**Description of the task**
Everything in the records except the pictures should come back exactly as written.
━━━━━━━━
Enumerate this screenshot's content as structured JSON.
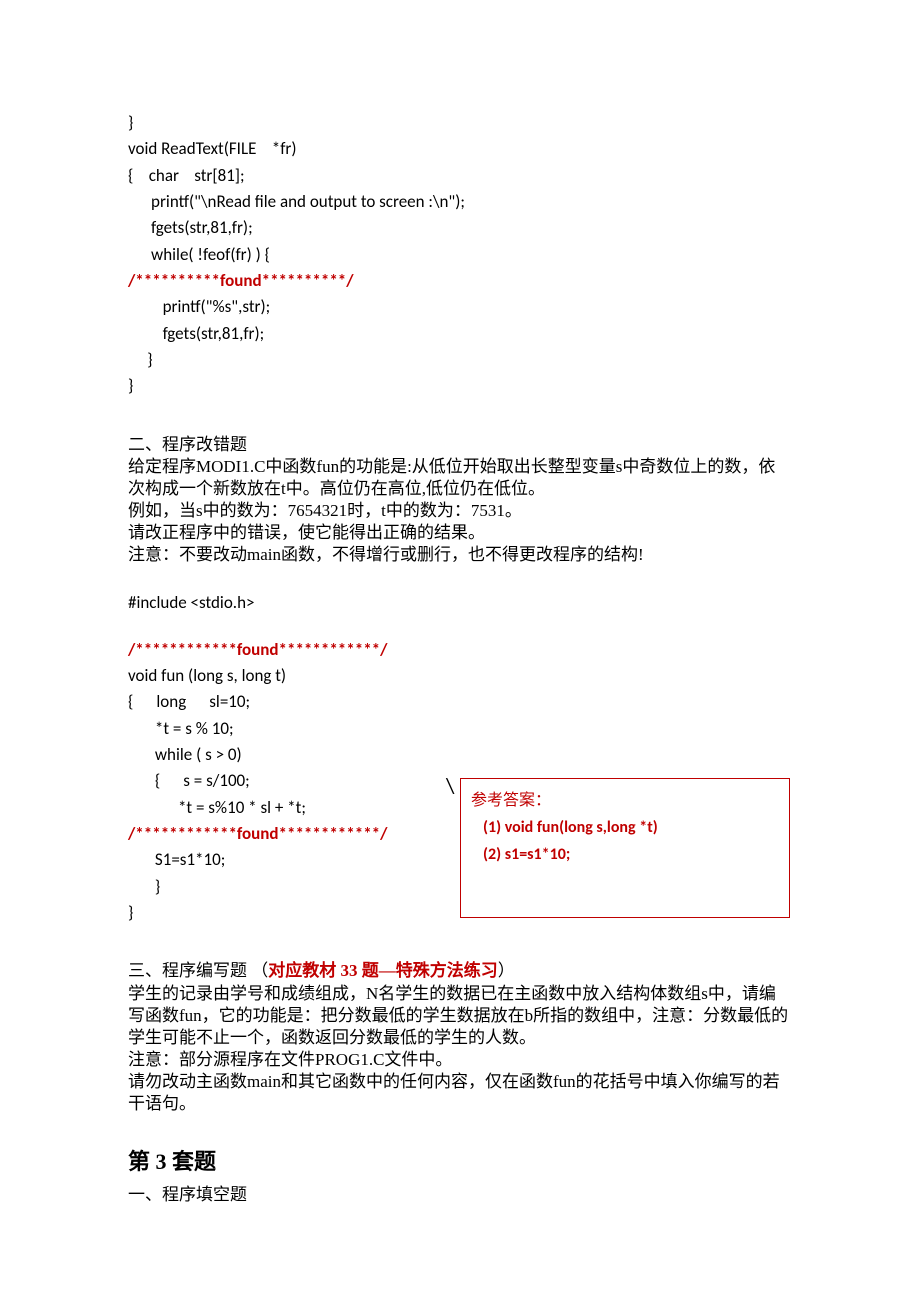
{
  "code1": {
    "l1": "}",
    "l2": "void ReadText(FILE    *fr)",
    "l3": "{    char    str[81];",
    "l4": "      printf(\"\\nRead file and output to screen :\\n\");",
    "l5": "      fgets(str,81,fr);",
    "l6": "      while( !feof(fr) ) {",
    "found1": "/**********found**********/",
    "l7": "         printf(\"%s\",str);",
    "l8": "         fgets(str,81,fr);",
    "l9": "     }",
    "l10": "}"
  },
  "section2": {
    "title": "二、程序改错题",
    "p1": "        给定程序MODI1.C中函数fun的功能是:从低位开始取出长整型变量s中奇数位上的数，依次构成一个新数放在t中。高位仍在高位,低位仍在低位。",
    "p2": "        例如，当s中的数为：7654321时，t中的数为：7531。",
    "p3": "        请改正程序中的错误，使它能得出正确的结果。",
    "p4": "        注意：不要改动main函数，不得增行或删行，也不得更改程序的结构!"
  },
  "code2": {
    "inc": "#include <stdio.h>",
    "found1": "/************found************/",
    "l1": "void fun (long s, long t)",
    "l2": "{      long      sl=10;",
    "l3": "       *t = s % 10;",
    "l4": "       while ( s > 0)",
    "l5": "       {      s = s/100;",
    "l6": "             *t = s%10 * sl + *t;",
    "found2": "/************found************/",
    "l7": "       S1=s1*10;",
    "l8": "       }",
    "l9": "}"
  },
  "answer": {
    "title": "参考答案：",
    "a1": "(1) void fun(long s,long *t)",
    "a2": "(2) s1=s1*10;"
  },
  "section3": {
    "title_a": "三、程序编写题    （",
    "title_b": "对应教材 33 题—特殊方法练习",
    "title_c": "）",
    "p1": "        学生的记录由学号和成绩组成，N名学生的数据已在主函数中放入结构体数组s中，请编写函数fun，它的功能是：把分数最低的学生数据放在b所指的数组中，注意：分数最低的学生可能不止一个，函数返回分数最低的学生的人数。",
    "p2": "        注意：部分源程序在文件PROG1.C文件中。",
    "p3": "        请勿改动主函数main和其它函数中的任何内容，仅在函数fun的花括号中填入你编写的若干语句。"
  },
  "heading": "第 3 套题",
  "section1b": "一、程序填空题"
}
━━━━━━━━
**Response below**
Enumerate this screenshot's content as structured JSON.
{
  "code1": {
    "l1": "}",
    "l2": "void ReadText(FILE    *fr)",
    "l3": "{    char    str[81];",
    "l4": "      printf(\"\\nRead file and output to screen :\\n\");",
    "l5": "      fgets(str,81,fr);",
    "l6": "      while( !feof(fr) ) {",
    "found1": "/**********found**********/",
    "l7": "         printf(\"%s\",str);",
    "l8": "         fgets(str,81,fr);",
    "l9": "     }",
    "l10": "}"
  },
  "section2": {
    "title": "二、程序改错题",
    "p1": "        给定程序MODI1.C中函数fun的功能是:从低位开始取出长整型变量s中奇数位上的数，依次构成一个新数放在t中。高位仍在高位,低位仍在低位。",
    "p2": "        例如，当s中的数为：7654321时，t中的数为：7531。",
    "p3": "        请改正程序中的错误，使它能得出正确的结果。",
    "p4": "        注意：不要改动main函数，不得增行或删行，也不得更改程序的结构!"
  },
  "code2": {
    "inc": "#include <stdio.h>",
    "found1": "/************found************/",
    "l1": "void fun (long s, long t)",
    "l2": "{      long      sl=10;",
    "l3": "       *t = s % 10;",
    "l4": "       while ( s > 0)",
    "l5": "       {      s = s/100;",
    "l6": "             *t = s%10 * sl + *t;",
    "found2": "/************found************/",
    "l7": "       S1=s1*10;",
    "l8": "       }",
    "l9": "}"
  },
  "answer": {
    "title": "参考答案：",
    "a1": "(1) void fun(long s,long *t)",
    "a2": "(2) s1=s1*10;"
  },
  "section3": {
    "title_a": "三、程序编写题    （",
    "title_b": "对应教材 33 题—特殊方法练习",
    "title_c": "）",
    "p1": "        学生的记录由学号和成绩组成，N名学生的数据已在主函数中放入结构体数组s中，请编写函数fun，它的功能是：把分数最低的学生数据放在b所指的数组中，注意：分数最低的学生可能不止一个，函数返回分数最低的学生的人数。",
    "p2": "        注意：部分源程序在文件PROG1.C文件中。",
    "p3": "        请勿改动主函数main和其它函数中的任何内容，仅在函数fun的花括号中填入你编写的若干语句。"
  },
  "heading": "第 3 套题",
  "section1b": "一、程序填空题"
}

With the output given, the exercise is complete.